Sears to exit S&P 500; shares slip
NEW YORK (AP) — Sears, a fixture in the Standard & Poor's 500 index for decades, will exit that club next week, but the company's shares are already feeling a loss of prestige, dropping 5 percent in premarket trading Thursday.
The S&P said Wednesday that Sears' public float has been well below the 50 percent threshold for inclusion on the index for a long time and is no longer considered representative of the index. A float refers to shares that are public and available for investors to trade. ESL Investments, run by billionaire investor Eddie Lampert, owns a majority of Sears' outstanding shares.
Because companies on the S&P 500 are the most widely held stocks in the country, they are considered a bellwether. But Sears and other traditional retailers like J.C. Penney Co. have struggled in recent years.
The expulsion from the S&P means that some indexed funds automatically drop Sears "SHLD" ticker from its must-have list.
Shares tumbled $2.75 to $54.70 in premarket trading.
Sears has been a member of the S&P since the mid-1950s. And it is now a very different company that it was, even five years ago.
Sears, Roebuck & Co. was acquired in 2005 by Kmart Holding, and became the Sears Holdings Corp.
The retailer has embarked on an aggressive cost-cutting plan, reduced inventory, sold off some assets and spun off others to bolster its results as it faces falling sales and tough competition. It reported a loss in its most recent quarter as revenue fell 7 percent.
Still, it's one of the best performers on the S&P this year. Through the end of trading Wednesday, shares have risen more than 80 percent, a fact that Sears readily points out.

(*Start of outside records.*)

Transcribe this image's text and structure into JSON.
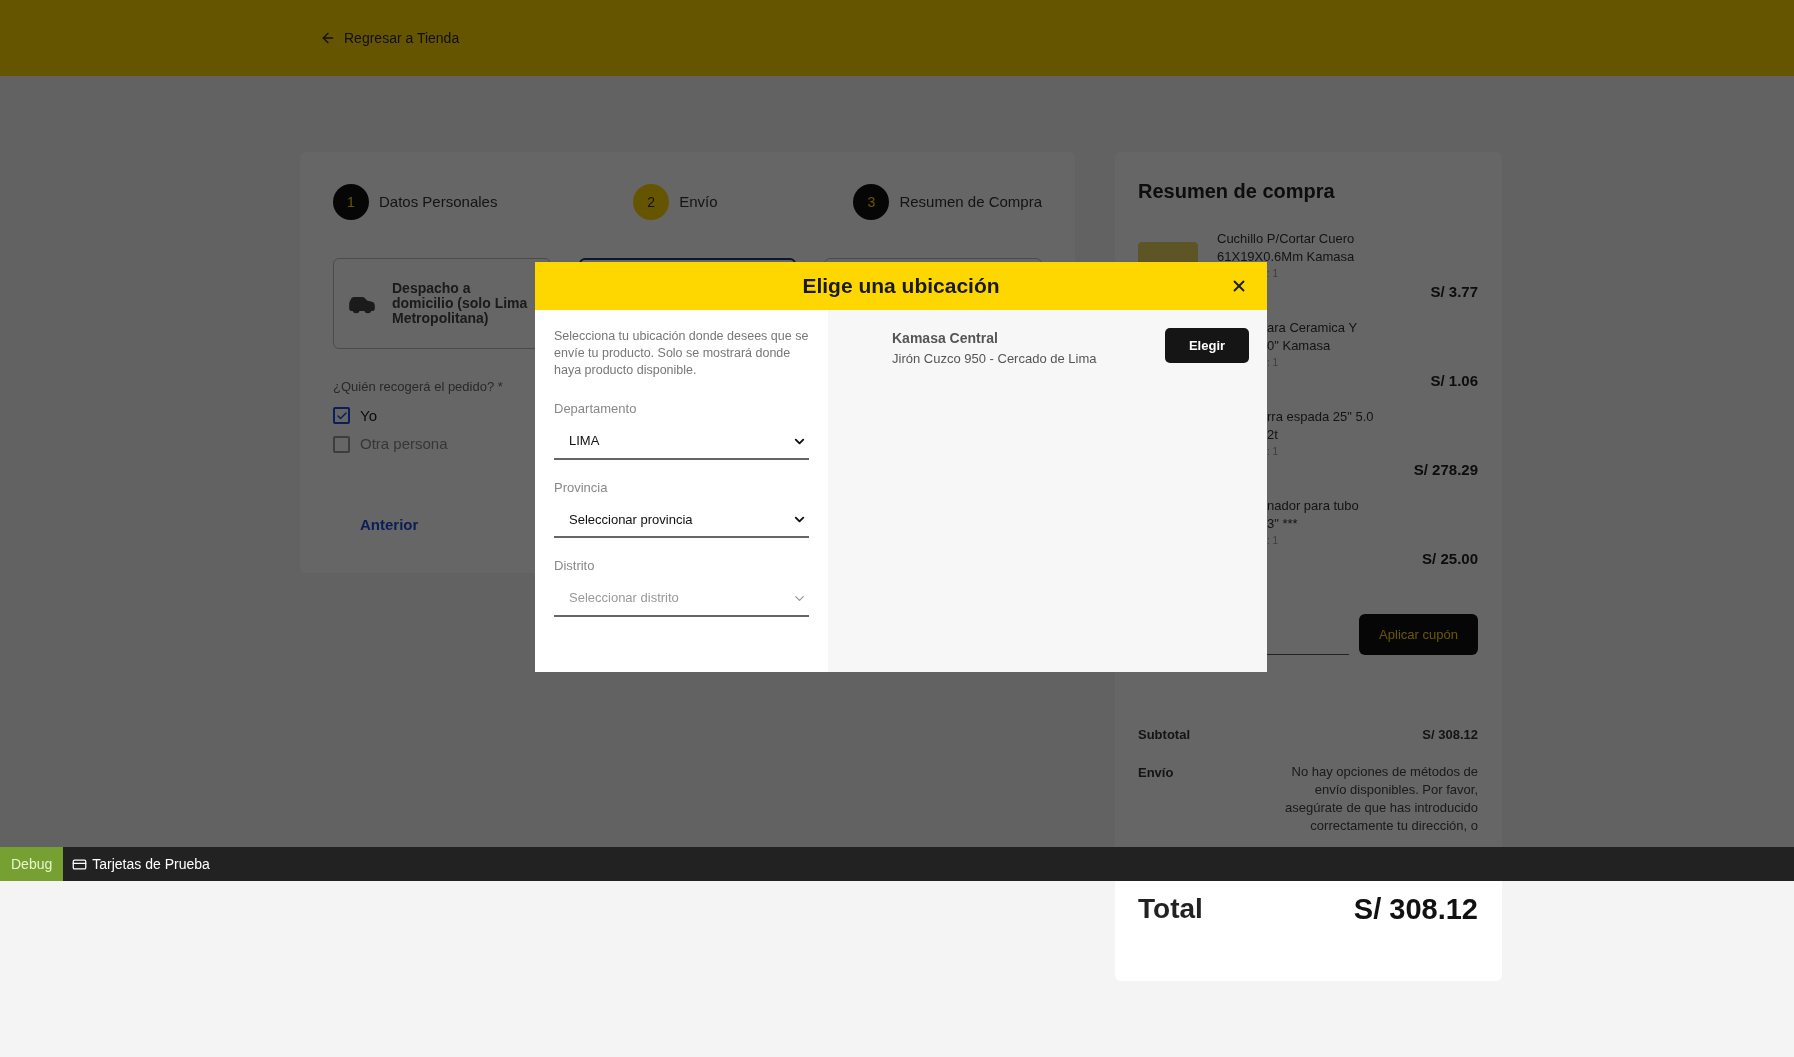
{
  "header": {
    "back_link": "Regresar a Tienda"
  },
  "steps": [
    {
      "number": "1",
      "label": "Datos Personales",
      "selected": false
    },
    {
      "number": "2",
      "label": "Envío",
      "selected": true
    },
    {
      "number": "3",
      "label": "Resumen de Compra",
      "selected": false
    }
  ],
  "delivery_options": [
    {
      "label": "Despacho a domicilio (solo Lima Metropolitana)",
      "selected": false
    },
    {
      "selected": true
    },
    {
      "selected": false
    }
  ],
  "pickup": {
    "question": "¿Quién recogerá el pedido? *",
    "options": [
      {
        "label": "Yo",
        "checked": true
      },
      {
        "label": "Otra persona",
        "checked": false
      }
    ]
  },
  "back_button": "Anterior",
  "summary": {
    "title": "Resumen de compra",
    "items": [
      {
        "name_lines": [
          "Cuchillo P/Cortar Cuero",
          "61X19X0.6Mm Kamasa"
        ],
        "quantity": ": 1",
        "price": "S/ 3.77"
      },
      {
        "name_lines": [
          "ara Ceramica Y",
          "0\" Kamasa"
        ],
        "quantity": ": 1",
        "price": "S/ 1.06"
      },
      {
        "name_lines": [
          "rra espada 25\" 5.0",
          "2t"
        ],
        "quantity": ": 1",
        "price": "S/ 278.29"
      },
      {
        "name_lines": [
          "nador para tubo",
          "3\" ***"
        ],
        "quantity": ": 1",
        "price": "S/ 25.00"
      }
    ],
    "coupon_button": "Aplicar cupón",
    "subtotal_label": "Subtotal",
    "subtotal": "S/ 308.12",
    "shipping_label": "Envío",
    "shipping_note": "No hay opciones de métodos de envío disponibles. Por favor, asegúrate de que has introducido correctamente tu dirección, o",
    "total_label": "Total",
    "total": "S/ 308.12"
  },
  "modal": {
    "title": "Elige una ubicación",
    "description": "Selecciona tu ubicación donde desees que se envíe tu producto. Solo se mostrará donde haya producto disponible.",
    "fields": [
      {
        "label": "Departamento",
        "value": "LIMA",
        "disabled": false
      },
      {
        "label": "Provincia",
        "value": "Seleccionar provincia",
        "disabled": false
      },
      {
        "label": "Distrito",
        "placeholder": "Seleccionar distrito",
        "disabled": true
      }
    ],
    "store": {
      "name": "Kamasa Central",
      "address": "Jirón Cuzco 950 - Cercado de Lima",
      "button": "Elegir"
    }
  },
  "debug_bar": {
    "badge": "Debug",
    "link": "Tarjetas de Prueba"
  }
}
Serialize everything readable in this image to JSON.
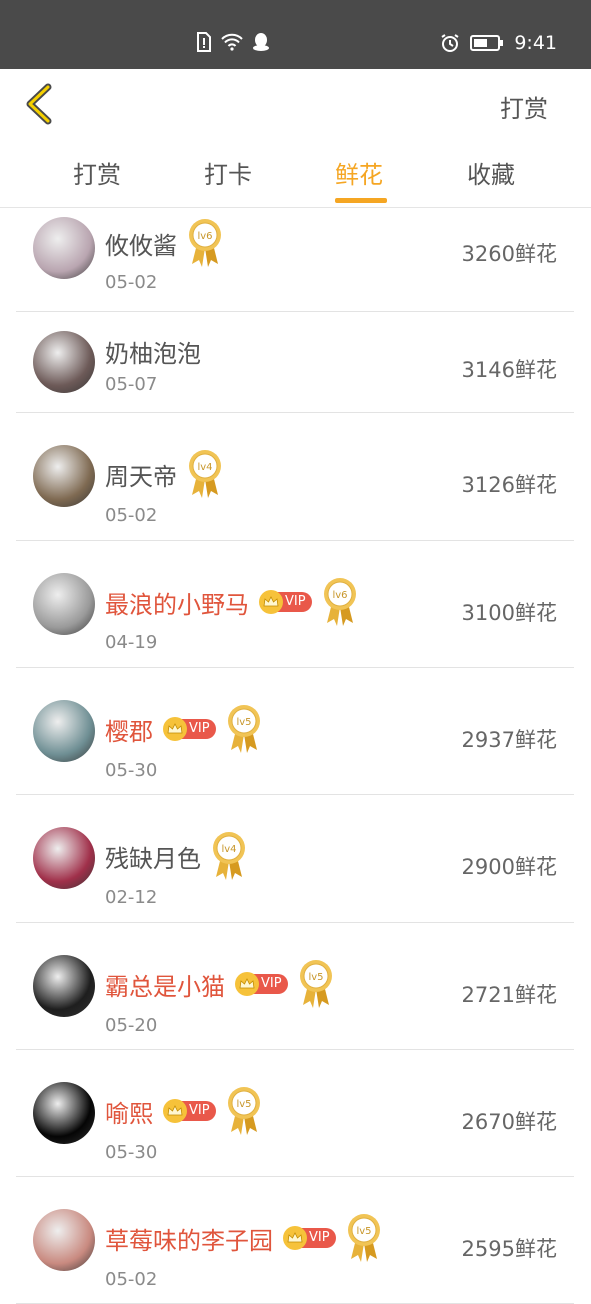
{
  "status_bar": {
    "time": "9:41",
    "colors": {
      "bg": "#4a4a4a"
    }
  },
  "header": {
    "right_label": "打赏"
  },
  "tabs": [
    {
      "label": "打赏",
      "active": false
    },
    {
      "label": "打卡",
      "active": false
    },
    {
      "label": "鲜花",
      "active": true
    },
    {
      "label": "收藏",
      "active": false
    }
  ],
  "colors": {
    "accent": "#f5a623",
    "vip_name": "#e0553c",
    "text": "#555555"
  },
  "rows": [
    {
      "name": "攸攸酱",
      "date": "05-02",
      "amount": "3260鲜花",
      "vip": false,
      "level": "lv6",
      "avatar": "#b9a5b0"
    },
    {
      "name": "奶柚泡泡",
      "date": "05-07",
      "amount": "3146鲜花",
      "vip": false,
      "level": "",
      "avatar": "#6d5a58"
    },
    {
      "name": "周天帝",
      "date": "05-02",
      "amount": "3126鲜花",
      "vip": false,
      "level": "lv4",
      "avatar": "#7f6a52"
    },
    {
      "name": "最浪的小野马",
      "date": "04-19",
      "amount": "3100鲜花",
      "vip": true,
      "level": "lv6",
      "avatar": "#9a9a9a"
    },
    {
      "name": "樱郡",
      "date": "05-30",
      "amount": "2937鲜花",
      "vip": true,
      "level": "lv5",
      "avatar": "#6f8f94"
    },
    {
      "name": "残缺月色",
      "date": "02-12",
      "amount": "2900鲜花",
      "vip": false,
      "level": "lv4",
      "avatar": "#a0304a"
    },
    {
      "name": "霸总是小猫",
      "date": "05-20",
      "amount": "2721鲜花",
      "vip": true,
      "level": "lv5",
      "avatar": "#1e1e1e"
    },
    {
      "name": "喻熙",
      "date": "05-30",
      "amount": "2670鲜花",
      "vip": true,
      "level": "lv5",
      "avatar": "#050505"
    },
    {
      "name": "草莓味的李子园",
      "date": "05-02",
      "amount": "2595鲜花",
      "vip": true,
      "level": "lv5",
      "avatar": "#c98a80"
    }
  ],
  "vip_label": "VIP"
}
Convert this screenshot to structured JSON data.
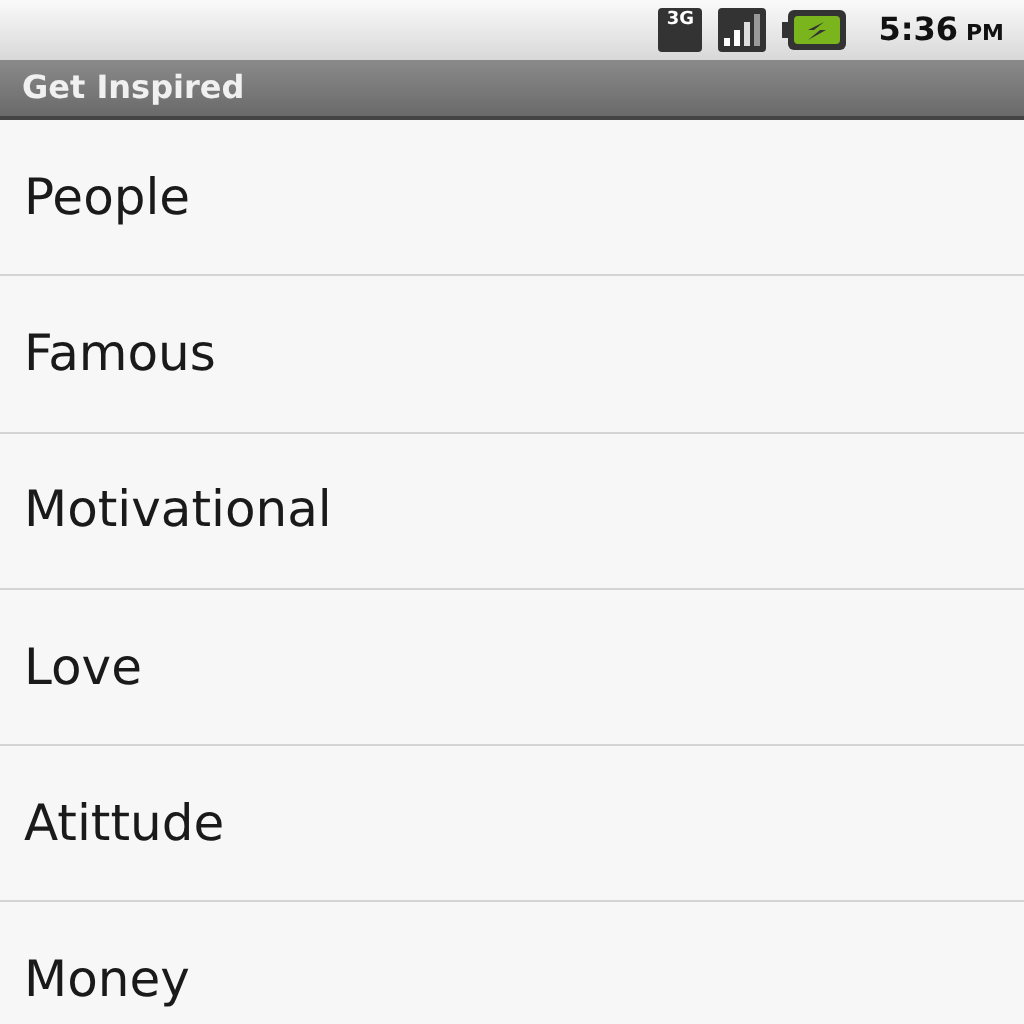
{
  "status_bar": {
    "network": "3G",
    "time": "5:36",
    "ampm": "PM"
  },
  "title_bar": {
    "title": "Get Inspired"
  },
  "list": {
    "items": [
      {
        "label": "People"
      },
      {
        "label": "Famous"
      },
      {
        "label": "Motivational"
      },
      {
        "label": "Love"
      },
      {
        "label": "Atittude"
      },
      {
        "label": "Money"
      }
    ]
  }
}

"While we're disappointed in Standard &Poor's decision, we would point out that the action is rules based and solely a function of the public float of our shares, and not the valuation or performance of the company," said spokesman Chris Brathwaite. "We would also highlight that S&P recently boosted Sears Holdings' credit ratings outlook to stable from negative, saying the company had improved its liquidity through our financial and operational discipline."